Metal is useful, it makes for great tools and weapons. But if you're not careful metal can take over your town and steal your women. 1950's The Magic Sword (Чудотворни мач)
shows us what happens when a horde of metal men are unleashed on humanity. A charmingly straight forward adaptation of Serbian folk tales there's also just a hint of influence from Errol Flynn Hollywood.
Mostly it breezes along the way folk tales do without pausing to marvel for special effects. As the film opens, a little boy and his grandfather are hunting. The old man misses a shot but refuses to admit it and so sends the boy and the dog off to retrieve the kill.
The boy and dog roam far and wide eventually hearing a voice crying for help the boy mistakes for his grandfather. Instead it's the voice of someone or something held captive in a barrel in the dungeon of an abandoned castle.

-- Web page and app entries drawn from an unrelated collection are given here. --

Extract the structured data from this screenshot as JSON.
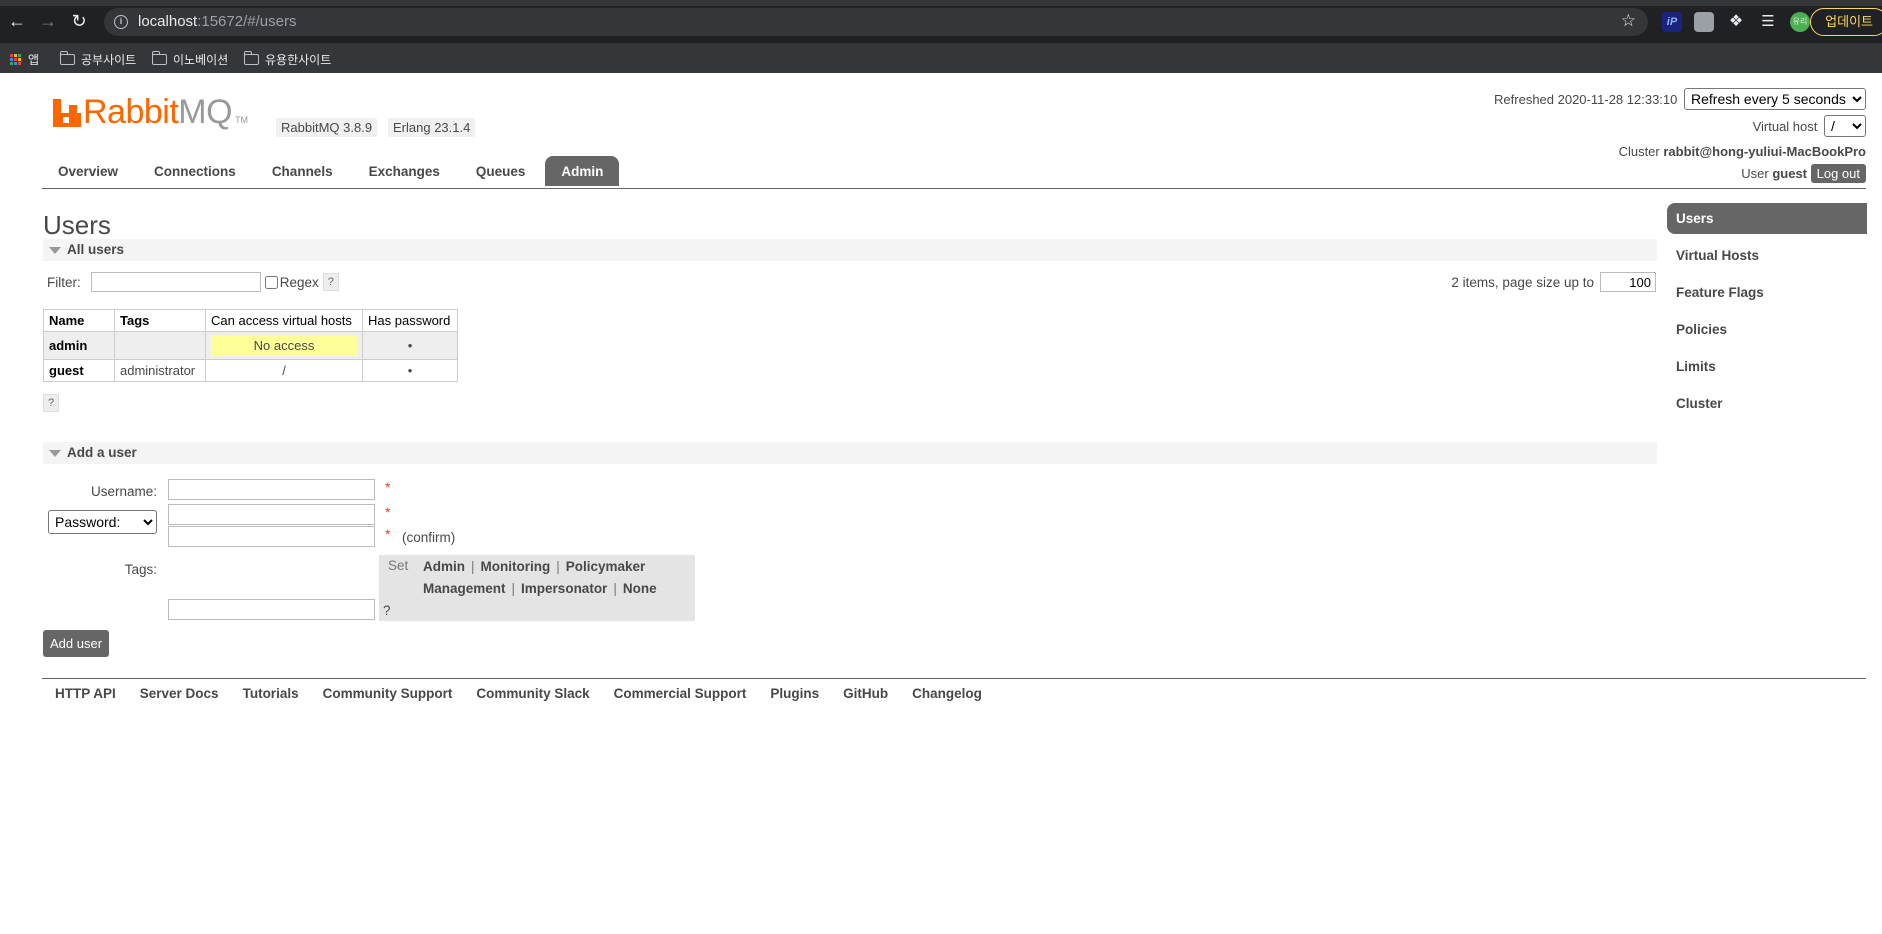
{
  "browser": {
    "url_host": "localhost",
    "url_path": ":15672/#/users",
    "update_label": "업데이트",
    "profile_label": "유리",
    "extension_label": "iP",
    "bookmarks": [
      "앱",
      "공부사이트",
      "이노베이션",
      "유용한사이트"
    ]
  },
  "header": {
    "logo_rabbit": "Rabbit",
    "logo_mq": "MQ",
    "logo_tm": "TM",
    "version": "RabbitMQ 3.8.9",
    "erlang": "Erlang 23.1.4",
    "refreshed_label": "Refreshed 2020-11-28 12:33:10",
    "refresh_option": "Refresh every 5 seconds",
    "vhost_label": "Virtual host",
    "vhost_value": "/",
    "cluster_label": "Cluster",
    "cluster_value": "rabbit@hong-yuliui-MacBookPro",
    "user_label": "User",
    "user_value": "guest",
    "logout": "Log out"
  },
  "tabs": [
    "Overview",
    "Connections",
    "Channels",
    "Exchanges",
    "Queues",
    "Admin"
  ],
  "page_title": "Users",
  "all_users": {
    "section": "All users",
    "filter_label": "Filter:",
    "regex_label": "Regex",
    "help": "?",
    "pager_text": "2 items, page size up to",
    "page_size": "100",
    "columns": [
      "Name",
      "Tags",
      "Can access virtual hosts",
      "Has password"
    ],
    "rows": [
      {
        "name": "admin",
        "tags": "",
        "vhosts": "No access",
        "password": "•"
      },
      {
        "name": "guest",
        "tags": "administrator",
        "vhosts": "/",
        "password": "•"
      }
    ]
  },
  "add_user": {
    "section": "Add a user",
    "username_label": "Username:",
    "password_option": "Password:",
    "confirm": "(confirm)",
    "required": "*",
    "tags_label": "Tags:",
    "set_label": "Set",
    "tag_row1": [
      "Admin",
      "Monitoring",
      "Policymaker"
    ],
    "tag_row2": [
      "Management",
      "Impersonator",
      "None"
    ],
    "sep": "|",
    "help": "?",
    "submit": "Add user"
  },
  "footer": [
    "HTTP API",
    "Server Docs",
    "Tutorials",
    "Community Support",
    "Community Slack",
    "Commercial Support",
    "Plugins",
    "GitHub",
    "Changelog"
  ],
  "sidebar": [
    "Users",
    "Virtual Hosts",
    "Feature Flags",
    "Policies",
    "Limits",
    "Cluster"
  ],
  "colors": {
    "brand": "#ff6600",
    "nav_active": "#666666",
    "no_access_bg": "#ffff99"
  }
}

This episode serves to emphasise the threat of the film's villain when the boy, Nebojsa, grows to be a man now played by Rade Markovic whose life is spared once by the metal men invading his village only because as a boy he'd freed the metal leader from the barrel.
The metal men are impervious to normal weapons so Nebojsa goes off to find a magic sword. On the way, he makes friends with a fish, wins a leprous horse from a witch, and woos the heart of a beautiful and cagey empress. All the while, his bride, Vida (Vera Llic-Dukic), is being held captive by the metal leader.
Like Penelope endlessly weaving her tapestry in The Odyssey
, Vida has convinced the metal leader that she needs to make a fine set of clothing for her intended before she can be touched by him. So while Nebojsa is out on his odyssey, Vida has to keep up this ruse.
The film is well shot, the action sequences aren't bad, the special effects are a little weak, but the actors and the unhesitant and smooth delivery of the tale make it work wonderfully.